WHAT IS REQUIRED:
Please restate the records that follow word for word, omitting any images.

-- SUPPLIED DATA follows --

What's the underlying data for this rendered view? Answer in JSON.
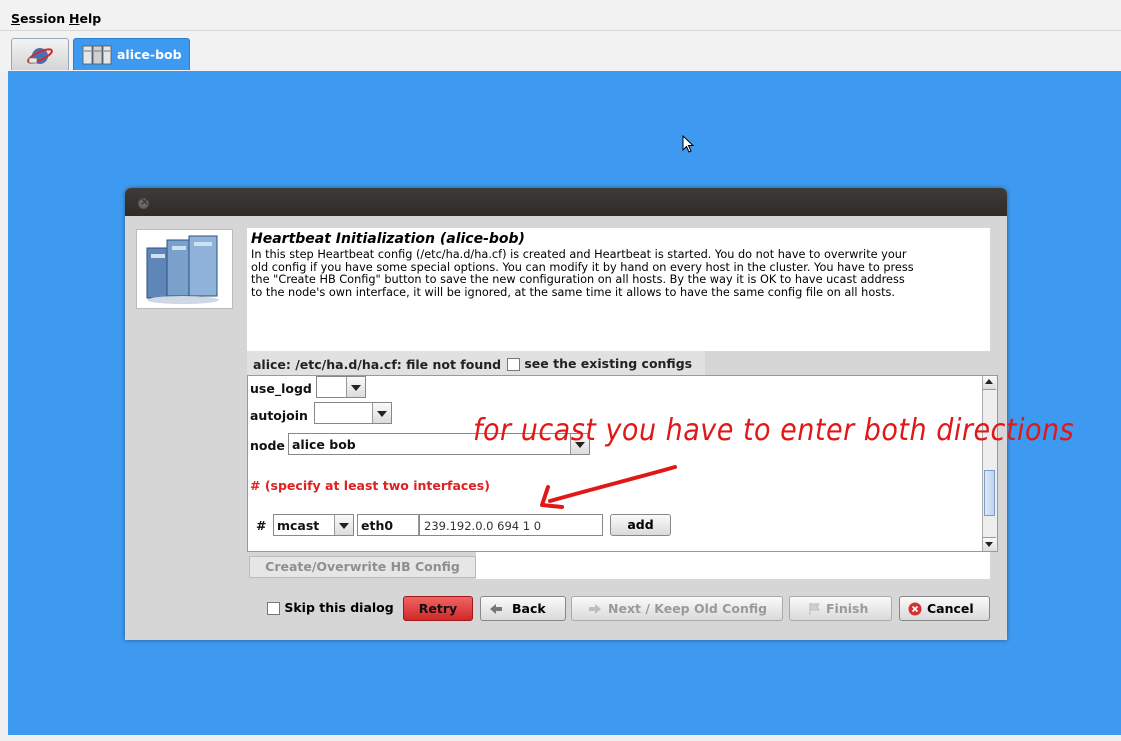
{
  "menubar": {
    "session_u": "S",
    "session_rest": "ession",
    "help_u": "H",
    "help_rest": "elp"
  },
  "tabs": {
    "cluster_label": "alice-bob"
  },
  "dialog": {
    "title": "Heartbeat Initialization (alice-bob)",
    "description_lines": [
      "In this step Heartbeat config (/etc/ha.d/ha.cf) is created and Heartbeat is started. You do not have to overwrite your",
      "old config if you have some special options. You can modify it by hand on every host in the cluster. You have to press",
      "the \"Create HB Config\" button to save the new configuration on all hosts. By the way it is OK to have ucast address",
      "to the node's own interface, it will be ignored, at the same time it allows to have the same config file on all hosts."
    ],
    "status_text": "alice: /etc/ha.d/ha.cf: file not found",
    "see_configs_label": "see the existing configs",
    "fields": {
      "use_logd_label": "use_logd",
      "use_logd_value": "",
      "autojoin_label": "autojoin",
      "autojoin_value": "",
      "node_label": "node",
      "node_value": "alice bob",
      "interfaces_hint": "# (specify at least two interfaces)",
      "hash_label": "#",
      "type_value": "mcast",
      "iface_value": "eth0",
      "address_value": "239.192.0.0 694 1 0",
      "add_label": "add"
    },
    "create_button": "Create/Overwrite HB Config",
    "skip_label": "Skip this dialog",
    "buttons": {
      "retry": "Retry",
      "back": "Back",
      "next": "Next / Keep Old Config",
      "finish": "Finish",
      "cancel": "Cancel"
    }
  },
  "annotation": {
    "text": "for ucast you have to enter both directions"
  },
  "colors": {
    "desktop": "#3d9af0",
    "accent_red": "#e01818",
    "titlebar": "#3a3633"
  }
}
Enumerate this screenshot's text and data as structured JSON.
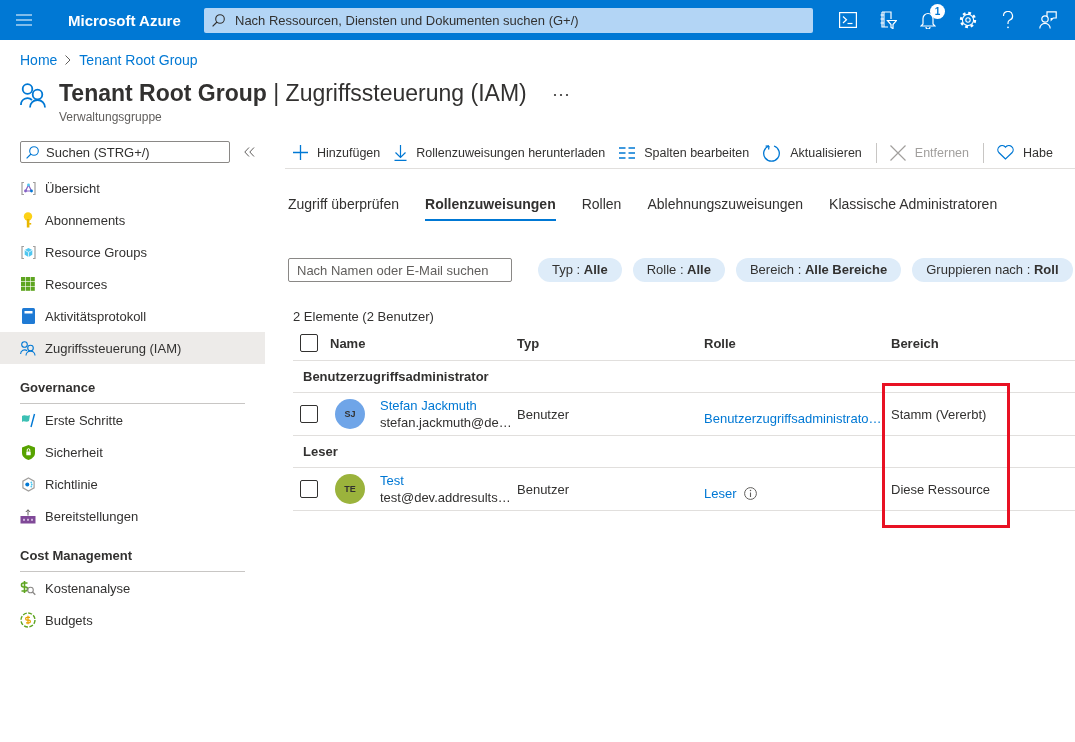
{
  "top_bar": {
    "brand": "Microsoft Azure",
    "search": {
      "placeholder": "Nach Ressourcen, Diensten und Dokumenten suchen (G+/)"
    },
    "notification_count": "1"
  },
  "breadcrumb": [
    "Home",
    "Tenant Root Group"
  ],
  "header": {
    "title": "**Tenant Root Group** | Zugriffssteuerung (IAM)",
    "subtitle": "Verwaltungsgruppe"
  },
  "sidebar": {
    "search": {
      "placeholder": "Suchen (STRG+/)"
    },
    "items": [
      {
        "label": "Übersicht",
        "selected": false
      },
      {
        "label": "Abonnements",
        "selected": false
      },
      {
        "label": "Resource Groups",
        "selected": false
      },
      {
        "label": "Resources",
        "selected": false
      },
      {
        "label": "Aktivitätsprotokoll",
        "selected": false
      },
      {
        "label": "Zugriffssteuerung (IAM)",
        "selected": true
      }
    ],
    "sections": [
      {
        "title": "Governance",
        "items": [
          {
            "label": "Erste Schritte",
            "selected": false
          },
          {
            "label": "Sicherheit",
            "selected": false
          },
          {
            "label": "Richtlinie",
            "selected": false
          },
          {
            "label": "Bereitstellungen",
            "selected": false
          }
        ]
      },
      {
        "title": "Cost Management",
        "items": [
          {
            "label": "Kostenanalyse",
            "selected": false
          },
          {
            "label": "Budgets",
            "selected": false
          }
        ]
      }
    ]
  },
  "toolbar": [
    {
      "label": "Hinzufügen",
      "disabled": false,
      "separator_before": false
    },
    {
      "label": "Rollenzuweisungen herunterladen",
      "disabled": false,
      "separator_before": false
    },
    {
      "label": "Spalten bearbeiten",
      "disabled": false,
      "separator_before": false
    },
    {
      "label": "Aktualisieren",
      "disabled": false,
      "separator_before": false
    },
    {
      "label": "Entfernen",
      "disabled": true,
      "separator_before": true
    },
    {
      "label": "Habe",
      "disabled": false,
      "separator_before": true
    }
  ],
  "tabs": [
    {
      "label": "Zugriff überprüfen",
      "selected": false
    },
    {
      "label": "Rollenzuweisungen",
      "selected": true
    },
    {
      "label": "Rollen",
      "selected": false
    },
    {
      "label": "Ablehnungszuweisungen",
      "selected": false
    },
    {
      "label": "Klassische Administratoren",
      "selected": false
    }
  ],
  "filter": {
    "search": {
      "placeholder": "Nach Namen oder E-Mail suchen"
    },
    "chips": [
      "Typ : **Alle**",
      "Rolle : **Alle**",
      "Bereich : **Alle Bereiche**",
      "Gruppieren nach : **Roll**"
    ]
  },
  "table": {
    "count": "2 Elemente (2 Benutzer)",
    "select_all": {
      "checked": false
    },
    "columns": [
      "Name",
      "Typ",
      "Rolle",
      "Bereich"
    ],
    "groups": [
      {
        "title": "Benutzerzugriffsadministrator",
        "rows": [
          {
            "checked": false,
            "initials": "SJ",
            "color": "#6fa5e8",
            "name": "Stefan Jackmuth",
            "email": "stefan.jackmuth@de…",
            "type": "Benutzer",
            "role": "Benutzerzugriffsadministrato…",
            "role_info": false,
            "scope": "Stamm (Vererbt)"
          }
        ]
      },
      {
        "title": "Leser",
        "rows": [
          {
            "checked": false,
            "initials": "TE",
            "color": "#9bb33c",
            "name": "Test",
            "email": "test@dev.addresults…",
            "type": "Benutzer",
            "role": "Leser",
            "role_info": true,
            "scope": "Diese Ressource"
          }
        ]
      }
    ]
  }
}
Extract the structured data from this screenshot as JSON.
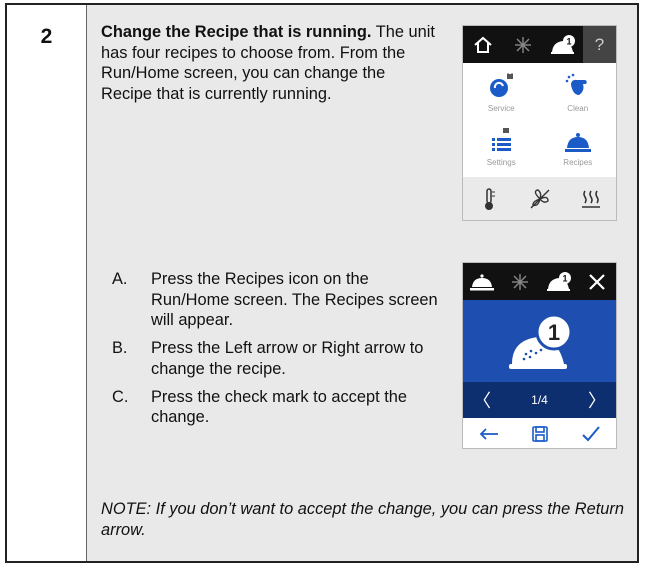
{
  "step_number": "2",
  "intro": {
    "title": "Change the Recipe that is running.",
    "body": " The unit has four recipes to choose from. From the Run/Home screen, you can change the Recipe that is currently running."
  },
  "steps": [
    {
      "letter": "A.",
      "text": "Press the Recipes icon on the Run/Home screen. The Recipes screen will appear."
    },
    {
      "letter": "B.",
      "text": "Press the Left arrow or Right arrow to change the recipe."
    },
    {
      "letter": "C.",
      "text": "Press the check mark to accept the change."
    }
  ],
  "note": "NOTE: If you don’t want to accept the change, you can press the Return arrow.",
  "home_screen": {
    "help_label": "?",
    "tiles": [
      {
        "label": "Service",
        "icon": "service-icon"
      },
      {
        "label": "Clean",
        "icon": "clean-icon"
      },
      {
        "label": "Settings",
        "icon": "settings-icon"
      },
      {
        "label": "Recipes",
        "icon": "recipes-icon"
      }
    ],
    "badge_number": "1"
  },
  "recipe_screen": {
    "recipe_number": "1",
    "page_indicator": "1/4",
    "left_arrow": "〈",
    "right_arrow": "〉"
  },
  "colors": {
    "screen_blue": "#1e4fb0",
    "screen_navy": "#0d2f70",
    "icon_blue": "#1a5bc8",
    "panel_gray": "#e9e9e9"
  }
}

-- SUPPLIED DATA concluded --

RESPONSE AREA:
What's the underlying data for this rendered view? Answer in JSON.
{
  "menubar": {
    "session_u": "S",
    "session_rest": "ession",
    "help_u": "H",
    "help_rest": "elp"
  },
  "tabs": {
    "cluster_label": "alice-bob"
  },
  "dialog": {
    "title": "Heartbeat Initialization (alice-bob)",
    "description_lines": [
      "In this step Heartbeat config (/etc/ha.d/ha.cf) is created and Heartbeat is started. You do not have to overwrite your",
      "old config if you have some special options. You can modify it by hand on every host in the cluster. You have to press",
      "the \"Create HB Config\" button to save the new configuration on all hosts. By the way it is OK to have ucast address",
      "to the node's own interface, it will be ignored, at the same time it allows to have the same config file on all hosts."
    ],
    "status_text": "alice: /etc/ha.d/ha.cf: file not found",
    "see_configs_label": "see the existing configs",
    "fields": {
      "use_logd_label": "use_logd",
      "use_logd_value": "",
      "autojoin_label": "autojoin",
      "autojoin_value": "",
      "node_label": "node",
      "node_value": "alice bob",
      "interfaces_hint": "# (specify at least two interfaces)",
      "hash_label": "#",
      "type_value": "mcast",
      "iface_value": "eth0",
      "address_value": "239.192.0.0 694 1 0",
      "add_label": "add"
    },
    "create_button": "Create/Overwrite HB Config",
    "skip_label": "Skip this dialog",
    "buttons": {
      "retry": "Retry",
      "back": "Back",
      "next": "Next / Keep Old Config",
      "finish": "Finish",
      "cancel": "Cancel"
    }
  },
  "annotation": {
    "text": "for ucast you have to enter both directions"
  },
  "colors": {
    "desktop": "#3d9af0",
    "accent_red": "#e01818",
    "titlebar": "#3a3633"
  }
}
Enumerate this screenshot's text and data as structured JSON.
{
  "top_bar": {
    "brand": "Microsoft Azure",
    "search": {
      "placeholder": "Nach Ressourcen, Diensten und Dokumenten suchen (G+/)"
    },
    "notification_count": "1"
  },
  "breadcrumb": [
    "Home",
    "Tenant Root Group"
  ],
  "header": {
    "title": "**Tenant Root Group** | Zugriffssteuerung (IAM)",
    "subtitle": "Verwaltungsgruppe"
  },
  "sidebar": {
    "search": {
      "placeholder": "Suchen (STRG+/)"
    },
    "items": [
      {
        "label": "Übersicht",
        "selected": false
      },
      {
        "label": "Abonnements",
        "selected": false
      },
      {
        "label": "Resource Groups",
        "selected": false
      },
      {
        "label": "Resources",
        "selected": false
      },
      {
        "label": "Aktivitätsprotokoll",
        "selected": false
      },
      {
        "label": "Zugriffssteuerung (IAM)",
        "selected": true
      }
    ],
    "sections": [
      {
        "title": "Governance",
        "items": [
          {
            "label": "Erste Schritte",
            "selected": false
          },
          {
            "label": "Sicherheit",
            "selected": false
          },
          {
            "label": "Richtlinie",
            "selected": false
          },
          {
            "label": "Bereitstellungen",
            "selected": false
          }
        ]
      },
      {
        "title": "Cost Management",
        "items": [
          {
            "label": "Kostenanalyse",
            "selected": false
          },
          {
            "label": "Budgets",
            "selected": false
          }
        ]
      }
    ]
  },
  "toolbar": [
    {
      "label": "Hinzufügen",
      "disabled": false,
      "separator_before": false
    },
    {
      "label": "Rollenzuweisungen herunterladen",
      "disabled": false,
      "separator_before": false
    },
    {
      "label": "Spalten bearbeiten",
      "disabled": false,
      "separator_before": false
    },
    {
      "label": "Aktualisieren",
      "disabled": false,
      "separator_before": false
    },
    {
      "label": "Entfernen",
      "disabled": true,
      "separator_before": true
    },
    {
      "label": "Habe",
      "disabled": false,
      "separator_before": true
    }
  ],
  "tabs": [
    {
      "label": "Zugriff überprüfen",
      "selected": false
    },
    {
      "label": "Rollenzuweisungen",
      "selected": true
    },
    {
      "label": "Rollen",
      "selected": false
    },
    {
      "label": "Ablehnungszuweisungen",
      "selected": false
    },
    {
      "label": "Klassische Administratoren",
      "selected": false
    }
  ],
  "filter": {
    "search": {
      "placeholder": "Nach Namen oder E-Mail suchen"
    },
    "chips": [
      "Typ : **Alle**",
      "Rolle : **Alle**",
      "Bereich : **Alle Bereiche**",
      "Gruppieren nach : **Roll**"
    ]
  },
  "table": {
    "count": "2 Elemente (2 Benutzer)",
    "select_all": {
      "checked": false
    },
    "columns": [
      "Name",
      "Typ",
      "Rolle",
      "Bereich"
    ],
    "groups": [
      {
        "title": "Benutzerzugriffsadministrator",
        "rows": [
          {
            "checked": false,
            "initials": "SJ",
            "color": "#6fa5e8",
            "name": "Stefan Jackmuth",
            "email": "stefan.jackmuth@de…",
            "type": "Benutzer",
            "role": "Benutzerzugriffsadministrato…",
            "role_info": false,
            "scope": "Stamm (Vererbt)"
          }
        ]
      },
      {
        "title": "Leser",
        "rows": [
          {
            "checked": false,
            "initials": "TE",
            "color": "#9bb33c",
            "name": "Test",
            "email": "test@dev.addresults…",
            "type": "Benutzer",
            "role": "Leser",
            "role_info": true,
            "scope": "Diese Ressource"
          }
        ]
      }
    ]
  }
}
Extract the structured data from this screenshot as JSON.
{
  "step_number": "2",
  "intro": {
    "title": "Change the Recipe that is running.",
    "body": " The unit has four recipes to choose from. From the Run/Home screen, you can change the Recipe that is currently running."
  },
  "steps": [
    {
      "letter": "A.",
      "text": "Press the Recipes icon on the Run/Home screen. The Recipes screen will appear."
    },
    {
      "letter": "B.",
      "text": "Press the Left arrow or Right arrow to change the recipe."
    },
    {
      "letter": "C.",
      "text": "Press the check mark to accept the change."
    }
  ],
  "note": "NOTE: If you don’t want to accept the change, you can press the Return arrow.",
  "home_screen": {
    "help_label": "?",
    "tiles": [
      {
        "label": "Service",
        "icon": "service-icon"
      },
      {
        "label": "Clean",
        "icon": "clean-icon"
      },
      {
        "label": "Settings",
        "icon": "settings-icon"
      },
      {
        "label": "Recipes",
        "icon": "recipes-icon"
      }
    ],
    "badge_number": "1"
  },
  "recipe_screen": {
    "recipe_number": "1",
    "page_indicator": "1/4",
    "left_arrow": "〈",
    "right_arrow": "〉"
  },
  "colors": {
    "screen_blue": "#1e4fb0",
    "screen_navy": "#0d2f70",
    "icon_blue": "#1a5bc8",
    "panel_gray": "#e9e9e9"
  }
}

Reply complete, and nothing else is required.